— How to complete this task —
Every record must be copied exactly. Leave nothing out.

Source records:
========================

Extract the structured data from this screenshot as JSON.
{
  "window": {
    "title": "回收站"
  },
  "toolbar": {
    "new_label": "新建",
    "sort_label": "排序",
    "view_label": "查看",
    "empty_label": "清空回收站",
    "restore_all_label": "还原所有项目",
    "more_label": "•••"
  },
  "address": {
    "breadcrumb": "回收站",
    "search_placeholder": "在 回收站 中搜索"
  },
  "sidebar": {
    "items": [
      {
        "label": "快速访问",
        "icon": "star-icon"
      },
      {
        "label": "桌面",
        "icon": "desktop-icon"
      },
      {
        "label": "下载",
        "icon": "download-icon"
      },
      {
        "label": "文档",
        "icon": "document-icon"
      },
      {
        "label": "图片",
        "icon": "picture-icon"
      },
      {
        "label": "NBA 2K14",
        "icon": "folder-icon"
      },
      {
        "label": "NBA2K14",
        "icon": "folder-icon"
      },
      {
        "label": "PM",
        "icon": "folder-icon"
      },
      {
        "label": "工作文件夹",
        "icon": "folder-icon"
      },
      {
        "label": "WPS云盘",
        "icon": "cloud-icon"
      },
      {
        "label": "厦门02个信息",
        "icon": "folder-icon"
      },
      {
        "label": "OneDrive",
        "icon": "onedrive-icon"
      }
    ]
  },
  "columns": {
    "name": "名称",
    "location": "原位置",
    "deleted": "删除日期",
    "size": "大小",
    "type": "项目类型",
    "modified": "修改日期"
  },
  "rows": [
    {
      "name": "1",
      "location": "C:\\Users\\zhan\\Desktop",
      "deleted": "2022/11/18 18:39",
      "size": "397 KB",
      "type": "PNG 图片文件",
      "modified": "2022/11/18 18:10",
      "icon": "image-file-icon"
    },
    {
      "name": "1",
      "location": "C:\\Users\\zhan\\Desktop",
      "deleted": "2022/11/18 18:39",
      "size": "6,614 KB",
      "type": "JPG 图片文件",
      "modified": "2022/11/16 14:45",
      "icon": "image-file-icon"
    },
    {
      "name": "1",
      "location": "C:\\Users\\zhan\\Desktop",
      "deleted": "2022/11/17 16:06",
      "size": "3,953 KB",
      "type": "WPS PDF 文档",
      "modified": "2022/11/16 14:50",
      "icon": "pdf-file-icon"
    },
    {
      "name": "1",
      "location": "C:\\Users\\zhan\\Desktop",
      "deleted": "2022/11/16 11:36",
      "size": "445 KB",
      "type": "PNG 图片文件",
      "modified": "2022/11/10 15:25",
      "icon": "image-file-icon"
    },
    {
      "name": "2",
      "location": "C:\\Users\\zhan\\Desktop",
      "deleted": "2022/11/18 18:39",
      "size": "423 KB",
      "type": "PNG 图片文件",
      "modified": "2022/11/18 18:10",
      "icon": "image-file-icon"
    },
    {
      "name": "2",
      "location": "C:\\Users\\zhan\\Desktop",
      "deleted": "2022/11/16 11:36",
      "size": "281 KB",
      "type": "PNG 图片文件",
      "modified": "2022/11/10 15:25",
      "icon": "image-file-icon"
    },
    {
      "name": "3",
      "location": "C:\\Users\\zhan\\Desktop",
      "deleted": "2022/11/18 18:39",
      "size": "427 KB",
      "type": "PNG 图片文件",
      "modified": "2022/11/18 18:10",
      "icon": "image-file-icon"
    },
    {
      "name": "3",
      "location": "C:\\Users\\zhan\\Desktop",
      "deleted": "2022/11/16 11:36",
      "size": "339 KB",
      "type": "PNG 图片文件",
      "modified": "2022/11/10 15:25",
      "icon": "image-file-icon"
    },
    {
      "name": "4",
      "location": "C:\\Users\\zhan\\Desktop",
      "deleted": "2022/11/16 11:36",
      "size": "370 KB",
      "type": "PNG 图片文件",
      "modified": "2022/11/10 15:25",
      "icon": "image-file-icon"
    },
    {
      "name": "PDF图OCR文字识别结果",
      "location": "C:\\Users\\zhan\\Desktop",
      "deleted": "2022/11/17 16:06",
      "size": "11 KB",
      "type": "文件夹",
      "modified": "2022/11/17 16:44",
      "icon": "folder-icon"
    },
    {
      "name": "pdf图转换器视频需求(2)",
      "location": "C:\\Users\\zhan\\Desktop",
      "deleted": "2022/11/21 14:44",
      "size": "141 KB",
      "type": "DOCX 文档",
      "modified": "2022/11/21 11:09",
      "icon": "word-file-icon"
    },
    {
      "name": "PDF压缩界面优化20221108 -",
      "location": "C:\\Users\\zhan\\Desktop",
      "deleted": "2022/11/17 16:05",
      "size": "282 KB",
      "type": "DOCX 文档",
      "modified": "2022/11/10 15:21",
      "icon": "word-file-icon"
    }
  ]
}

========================

— Answer to this task —
Extract the structured data from this screenshot as JSON.
{
  "window": {
    "title": "回收站"
  },
  "toolbar": {
    "new_label": "新建",
    "sort_label": "排序",
    "view_label": "查看",
    "empty_label": "清空回收站",
    "restore_all_label": "还原所有项目",
    "more_label": "•••"
  },
  "address": {
    "breadcrumb": "回收站",
    "search_placeholder": "在 回收站 中搜索"
  },
  "sidebar": {
    "items": [
      {
        "label": "快速访问",
        "icon": "star-icon"
      },
      {
        "label": "桌面",
        "icon": "desktop-icon"
      },
      {
        "label": "下载",
        "icon": "download-icon"
      },
      {
        "label": "文档",
        "icon": "document-icon"
      },
      {
        "label": "图片",
        "icon": "picture-icon"
      },
      {
        "label": "NBA 2K14",
        "icon": "folder-icon"
      },
      {
        "label": "NBA2K14",
        "icon": "folder-icon"
      },
      {
        "label": "PM",
        "icon": "folder-icon"
      },
      {
        "label": "工作文件夹",
        "icon": "folder-icon"
      },
      {
        "label": "WPS云盘",
        "icon": "cloud-icon"
      },
      {
        "label": "厦门02个信息",
        "icon": "folder-icon"
      },
      {
        "label": "OneDrive",
        "icon": "onedrive-icon"
      }
    ]
  },
  "columns": {
    "name": "名称",
    "location": "原位置",
    "deleted": "删除日期",
    "size": "大小",
    "type": "项目类型",
    "modified": "修改日期"
  },
  "rows": [
    {
      "name": "1",
      "location": "C:\\Users\\zhan\\Desktop",
      "deleted": "2022/11/18 18:39",
      "size": "397 KB",
      "type": "PNG 图片文件",
      "modified": "2022/11/18 18:10",
      "icon": "image-file-icon"
    },
    {
      "name": "1",
      "location": "C:\\Users\\zhan\\Desktop",
      "deleted": "2022/11/18 18:39",
      "size": "6,614 KB",
      "type": "JPG 图片文件",
      "modified": "2022/11/16 14:45",
      "icon": "image-file-icon"
    },
    {
      "name": "1",
      "location": "C:\\Users\\zhan\\Desktop",
      "deleted": "2022/11/17 16:06",
      "size": "3,953 KB",
      "type": "WPS PDF 文档",
      "modified": "2022/11/16 14:50",
      "icon": "pdf-file-icon"
    },
    {
      "name": "1",
      "location": "C:\\Users\\zhan\\Desktop",
      "deleted": "2022/11/16 11:36",
      "size": "445 KB",
      "type": "PNG 图片文件",
      "modified": "2022/11/10 15:25",
      "icon": "image-file-icon"
    },
    {
      "name": "2",
      "location": "C:\\Users\\zhan\\Desktop",
      "deleted": "2022/11/18 18:39",
      "size": "423 KB",
      "type": "PNG 图片文件",
      "modified": "2022/11/18 18:10",
      "icon": "image-file-icon"
    },
    {
      "name": "2",
      "location": "C:\\Users\\zhan\\Desktop",
      "deleted": "2022/11/16 11:36",
      "size": "281 KB",
      "type": "PNG 图片文件",
      "modified": "2022/11/10 15:25",
      "icon": "image-file-icon"
    },
    {
      "name": "3",
      "location": "C:\\Users\\zhan\\Desktop",
      "deleted": "2022/11/18 18:39",
      "size": "427 KB",
      "type": "PNG 图片文件",
      "modified": "2022/11/18 18:10",
      "icon": "image-file-icon"
    },
    {
      "name": "3",
      "location": "C:\\Users\\zhan\\Desktop",
      "deleted": "2022/11/16 11:36",
      "size": "339 KB",
      "type": "PNG 图片文件",
      "modified": "2022/11/10 15:25",
      "icon": "image-file-icon"
    },
    {
      "name": "4",
      "location": "C:\\Users\\zhan\\Desktop",
      "deleted": "2022/11/16 11:36",
      "size": "370 KB",
      "type": "PNG 图片文件",
      "modified": "2022/11/10 15:25",
      "icon": "image-file-icon"
    },
    {
      "name": "PDF图OCR文字识别结果",
      "location": "C:\\Users\\zhan\\Desktop",
      "deleted": "2022/11/17 16:06",
      "size": "11 KB",
      "type": "文件夹",
      "modified": "2022/11/17 16:44",
      "icon": "folder-icon"
    },
    {
      "name": "pdf图转换器视频需求(2)",
      "location": "C:\\Users\\zhan\\Desktop",
      "deleted": "2022/11/21 14:44",
      "size": "141 KB",
      "type": "DOCX 文档",
      "modified": "2022/11/21 11:09",
      "icon": "word-file-icon"
    },
    {
      "name": "PDF压缩界面优化20221108 -",
      "location": "C:\\Users\\zhan\\Desktop",
      "deleted": "2022/11/17 16:05",
      "size": "282 KB",
      "type": "DOCX 文档",
      "modified": "2022/11/10 15:21",
      "icon": "word-file-icon"
    }
  ]
}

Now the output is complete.